Slavery and slave trading typically began in Africa long before the Portuguese ships made their way off the West African coast. The raid for slaves was strategically one of the features of the West African system of living with an estimate of one-third to two-thirds of the western kingdoms being slaves. The transatlantic slave traffic affected Africa’s possibility to grow efficiently and keep its societal and political stability (Stuckey, 2013). Also, the appearance of Europeans of the West African shoreline and their growth of slave ports in different regions of the African continent led to an ongoing development of misuse of Africa’s human wealth, labor, and goods. The exploitive trade affected the African political and spiritual status, the warrior division and the biracial leaders who ended up making little gains from the slave trade. On the other hand, the Europeans immensely gained from the Atlantic traffic as it enabled them to amass the raw resources that fed the industrial revolt.
As observed by Klein, H. S. (2010), the slave business led to a more export claim, the trading system and one of the primary sources of finance that fueled England’s trade revolution thus leading to the stable social background.
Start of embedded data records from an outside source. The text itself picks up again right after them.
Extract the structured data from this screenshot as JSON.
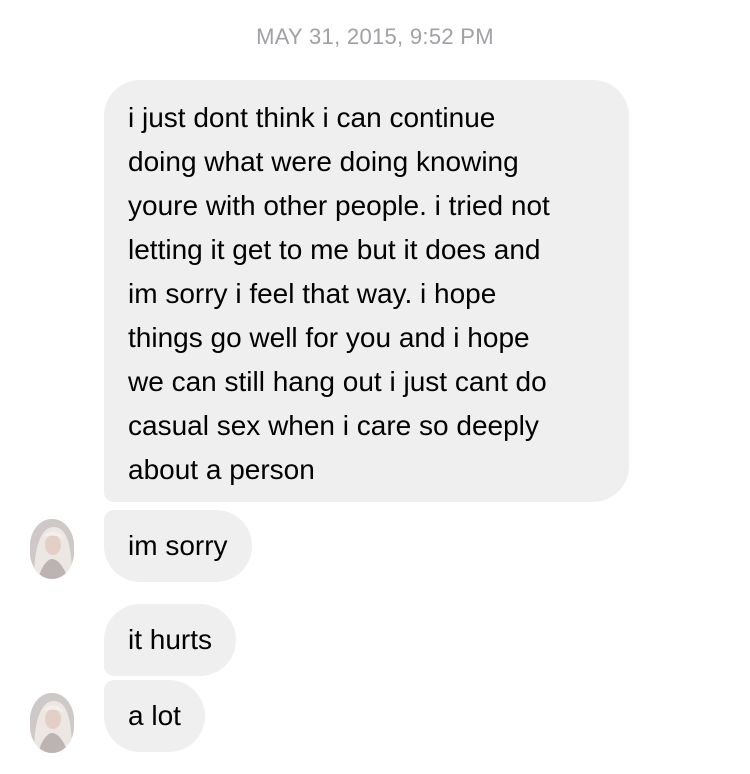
{
  "conversation": {
    "timestamp": "MAY 31, 2015, 9:52 PM",
    "messages": [
      {
        "lines": [
          "i just dont think i can continue",
          "doing what were doing knowing",
          "youre with other people. i tried not",
          "letting it get to me but it does and",
          "im sorry i feel that way. i hope",
          "things go well for you and i hope",
          "we can still hang out i just cant do",
          "casual sex when i care so deeply",
          "about a person"
        ]
      },
      {
        "text": "im sorry"
      },
      {
        "text": "it hurts"
      },
      {
        "text": "a lot"
      }
    ]
  },
  "colors": {
    "bubble_background": "#efefef",
    "timestamp_text": "#a0a0a5",
    "message_text": "#000000"
  },
  "icons": {
    "sender_avatar": "profile-photo-avatar"
  }
}
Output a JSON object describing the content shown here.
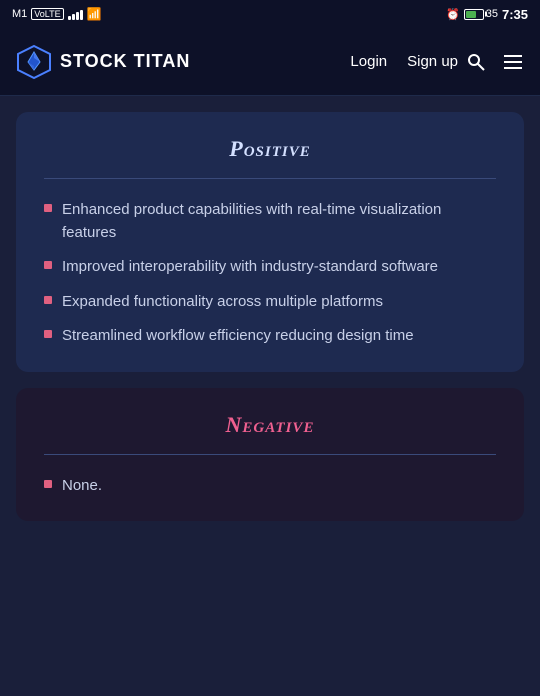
{
  "statusBar": {
    "carrier": "M1",
    "carrierBadge": "VoLTE",
    "time": "7:35",
    "batteryPercent": "35"
  },
  "navbar": {
    "logoText": "STOCK TITAN",
    "loginLabel": "Login",
    "signupLabel": "Sign up"
  },
  "positive": {
    "title": "Positive",
    "items": [
      "Enhanced product capabilities with real-time visualization features",
      "Improved interoperability with industry-standard software",
      "Expanded functionality across multiple platforms",
      "Streamlined workflow efficiency reducing design time"
    ]
  },
  "negative": {
    "title": "Negative",
    "items": [
      "None."
    ]
  }
}
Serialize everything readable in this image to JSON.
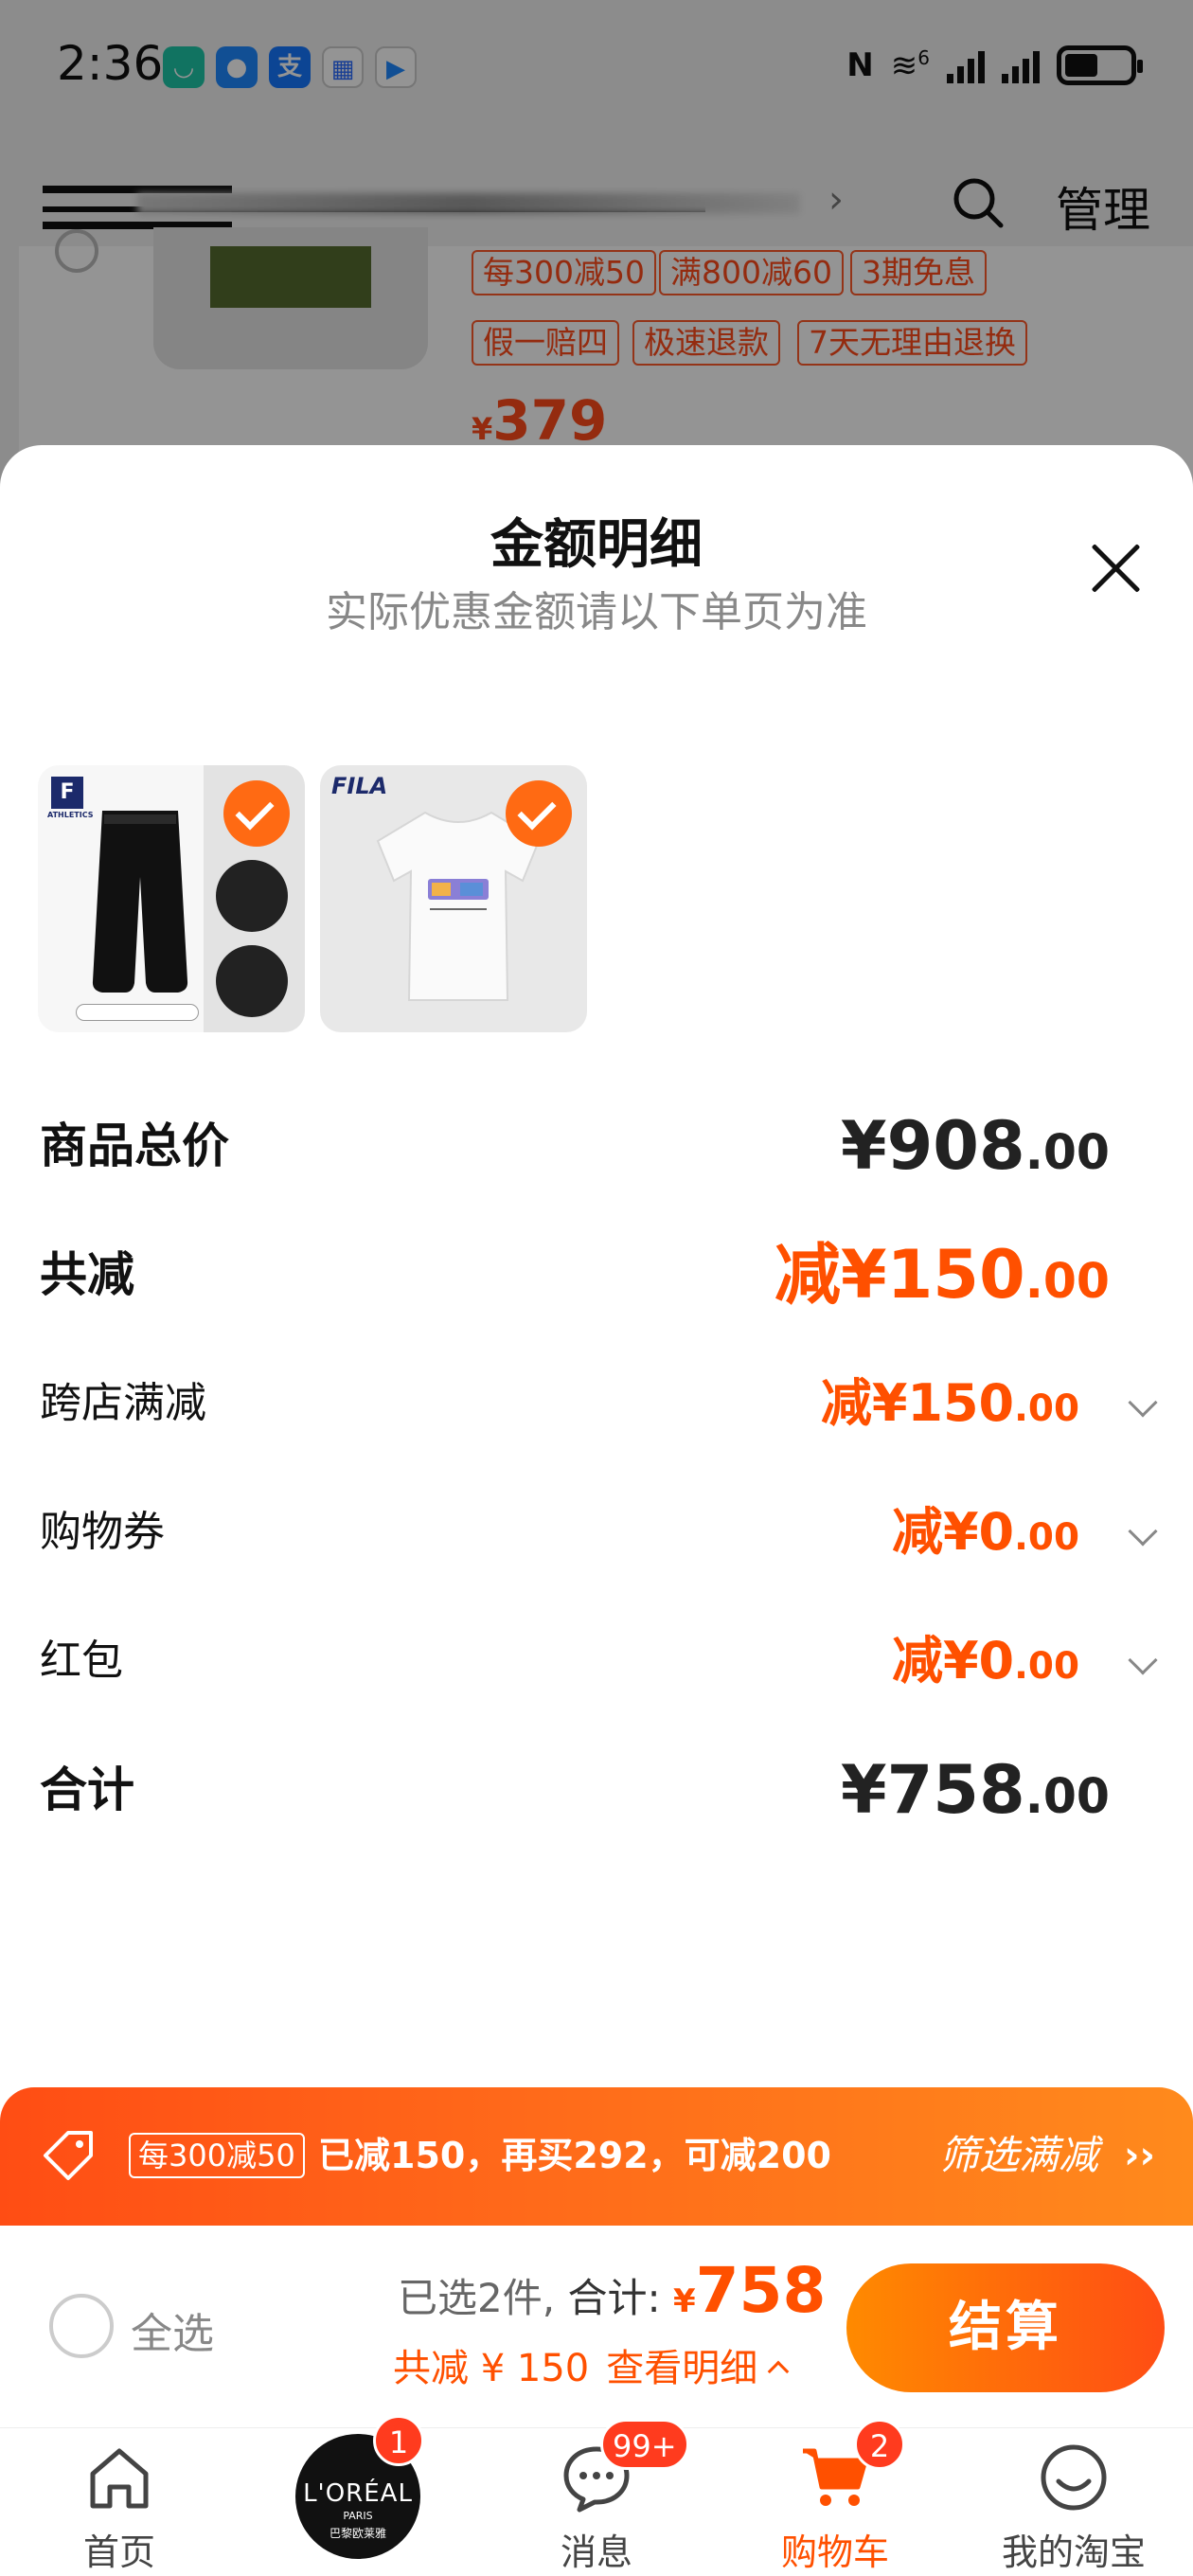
{
  "status_bar": {
    "time": "2:36",
    "net_label": "6"
  },
  "background_page": {
    "manage_label": "管理",
    "promo_tags": [
      "每300减50",
      "满800减60",
      "3期免息"
    ],
    "service_tags": [
      "假一赔四",
      "极速退款",
      "7天无理由退换"
    ],
    "price_symbol": "¥",
    "price": "379"
  },
  "sheet": {
    "title": "金额明细",
    "subtitle": "实际优惠金额请以下单页为准",
    "products": [
      {
        "name": "pants",
        "logo": "F",
        "logo_sub": "ATHLETICS",
        "selected": true
      },
      {
        "name": "tshirt",
        "brand_text": "FILA",
        "selected": true
      }
    ],
    "rows": {
      "total_price": {
        "label": "商品总价",
        "value": "¥908",
        "cents": ".00"
      },
      "total_reduce": {
        "label": "共减",
        "value": "减¥150",
        "cents": ".00"
      },
      "cross_store": {
        "label": "跨店满减",
        "value": "减¥150",
        "cents": ".00"
      },
      "coupon": {
        "label": "购物券",
        "value": "减¥0",
        "cents": ".00"
      },
      "red_packet": {
        "label": "红包",
        "value": "减¥0",
        "cents": ".00"
      },
      "sum": {
        "label": "合计",
        "value": "¥758",
        "cents": ".00"
      }
    }
  },
  "promo_banner": {
    "badge": "每300减50",
    "text": "已减150，再买292，可减200",
    "filter_label": "筛选满减",
    "chevron": "››"
  },
  "checkout": {
    "select_all": "全选",
    "selected_count": "已选2件,",
    "total_label": "合计:",
    "currency": "¥",
    "total_amount": "758",
    "reduce_text": "共减 ¥ 150",
    "detail_link": "查看明细",
    "pay_button": "结算"
  },
  "tabbar": {
    "tabs": [
      {
        "label": "首页",
        "icon": "home-icon"
      },
      {
        "label": "",
        "icon": "loreal-ad-icon",
        "badge": "1",
        "brand_lines": [
          "L'ORÉAL",
          "PARIS",
          "巴黎欧莱雅"
        ]
      },
      {
        "label": "消息",
        "icon": "message-icon",
        "badge": "99+"
      },
      {
        "label": "购物车",
        "icon": "cart-icon",
        "badge": "2",
        "active": true
      },
      {
        "label": "我的淘宝",
        "icon": "my-taobao-icon"
      }
    ]
  },
  "colors": {
    "accent": "#ff5000",
    "accent_gradient_start": "#ff8a00",
    "accent_gradient_end": "#ff4d14"
  }
}
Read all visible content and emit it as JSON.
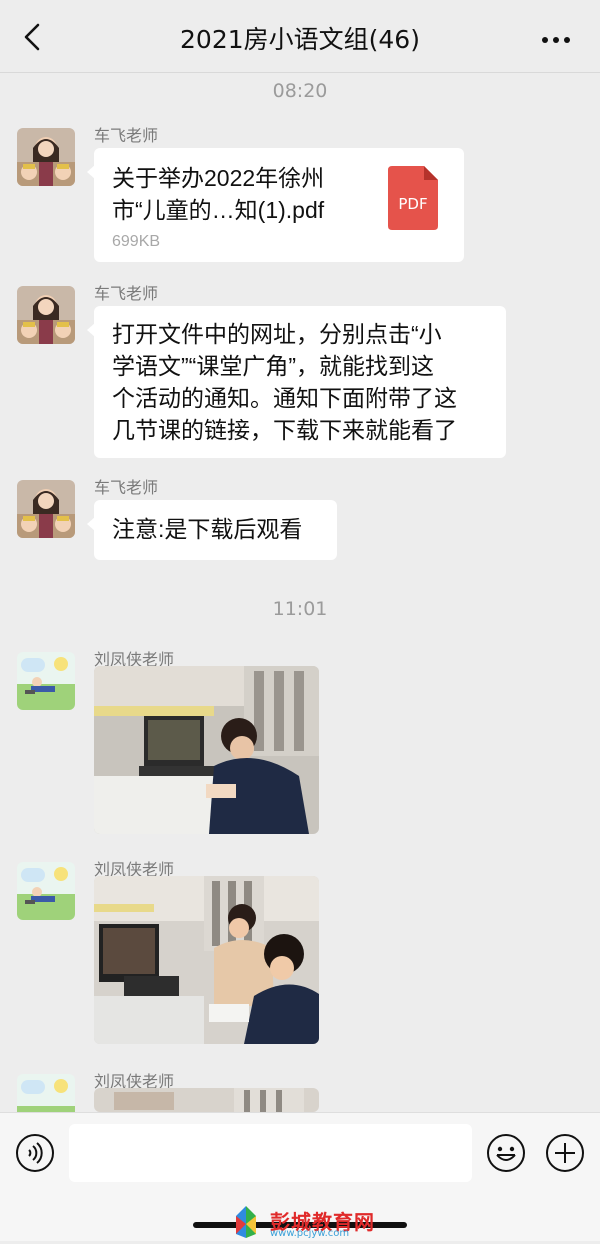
{
  "header": {
    "title": "2021房小语文组(46)",
    "back_icon": "chevron-left-icon",
    "more_icon": "ellipsis-icon"
  },
  "timestamps": [
    "08:20",
    "11:01"
  ],
  "messages": [
    {
      "sender": "车飞老师",
      "type": "file",
      "file_name": "关于举办2022年徐州市“儿童的…知(1).pdf",
      "file_name_line1": "关于举办2022年徐州",
      "file_name_line2": "市“儿童的…知(1).pdf",
      "file_size": "699KB",
      "file_icon_label": "PDF"
    },
    {
      "sender": "车飞老师",
      "type": "text",
      "lines": [
        "打开文件中的网址，分别点击“小",
        "学语文”“课堂广角”，就能找到这",
        "个活动的通知。通知下面附带了这",
        "几节课的链接，下载下来就能看了"
      ]
    },
    {
      "sender": "车飞老师",
      "type": "text",
      "lines": [
        "注意:是下载后观看"
      ]
    },
    {
      "sender": "刘凤侠老师",
      "type": "image"
    },
    {
      "sender": "刘凤侠老师",
      "type": "image"
    },
    {
      "sender": "刘凤侠老师",
      "type": "image"
    }
  ],
  "input_bar": {
    "voice_icon": "voice-icon",
    "emoji_icon": "emoji-icon",
    "plus_icon": "plus-icon"
  },
  "watermark": {
    "text": "彭城教育网",
    "url": "www.pcjyw.com"
  },
  "colors": {
    "background": "#ededed",
    "bubble": "#ffffff",
    "pdf_red": "#e5534b"
  }
}
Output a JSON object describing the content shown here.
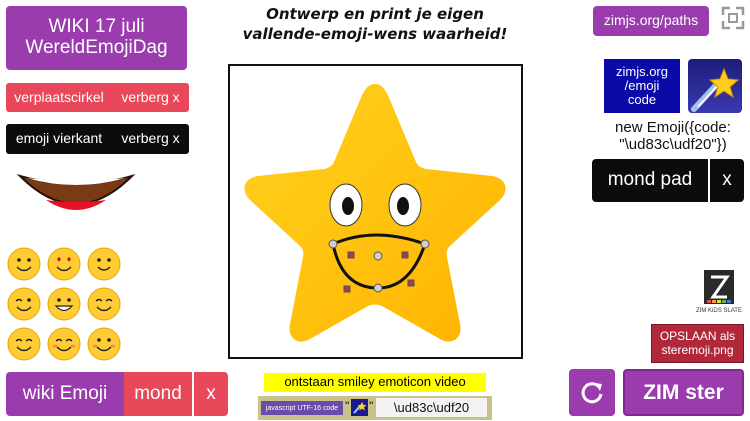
{
  "title": {
    "line1": "Ontwerp en print je eigen",
    "line2": "vallende-emoji-wens waarheid!"
  },
  "left_panel": {
    "wiki_button": {
      "line1": "WIKI 17 juli",
      "line2": "WereldEmojiDag"
    },
    "circle_row": {
      "move_label": "verplaatscirkel",
      "hide_label": "verberg x"
    },
    "square_row": {
      "emoji_label": "emoji vierkant",
      "hide_label": "verberg x"
    },
    "mouth_icon": "mouth-icon",
    "emoji_grid": [
      "smile",
      "heart-eyes",
      "grin",
      "smirk-wink",
      "big-grin",
      "happy-closed",
      "relieved",
      "content",
      "blush"
    ]
  },
  "bottom_left": {
    "wiki_label": "wiki Emoji",
    "mouth_label": "mond",
    "close_label": "x"
  },
  "center": {
    "star_icon": "star-emoji-icon",
    "video_label": "ontstaan smiley emoticon video",
    "code_input": {
      "tag": "javascript UTF-16 code",
      "quote_open": "\"",
      "quote_close": "\"",
      "value": "\\ud83c\\udf20"
    }
  },
  "right_panel": {
    "paths_link": "zimjs.org/paths",
    "fullscreen_icon": "fullscreen-icon",
    "code_link": {
      "line1": "zimjs.org",
      "line2": "/emoji",
      "line3": "code"
    },
    "shooting_star_icon": "shooting-star-icon",
    "code_text": {
      "line1": "new Emoji({code:",
      "line2": "\"\\ud83c\\udf20\"})"
    },
    "mouth_path": {
      "label": "mond pad",
      "close": "x"
    },
    "logo": {
      "caption": "ZIM KiDS SLATE"
    },
    "save_button": {
      "line1": "OPSLAAN als",
      "line2": "steremoji.png"
    },
    "reload_icon": "reload-icon",
    "star_button": "ZIM ster"
  },
  "colors": {
    "purple": "#9b3cae",
    "red": "#e9475a",
    "black": "#0c0c0c",
    "navy": "#0a0aa8",
    "star_yellow": "#ffc61a",
    "video_yellow": "#ffff00"
  }
}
On the other perspective, the urban slaves used to operate mainly around various homes were given clothes and better foods thus making them be more treated as compared to the field slaves. There were plenty of raw materials to the Europeans that strategically fed the business revolution to the disadvantage of African communities whose efforts to change their methods of production into a more useful industrial economy was considerably stopped. Therefore, it is evident that the slave trade had both the positive and negative effects of the communities and finally came to an end due to the constant revolution and growth of technology.
Klein, H. S. (2010). The Atlantic slave trade. Cambridge University Press.
Stuckey, S. (2013). Slave culture: Nationalist theory and the foundations of Black America. Oxford University Press.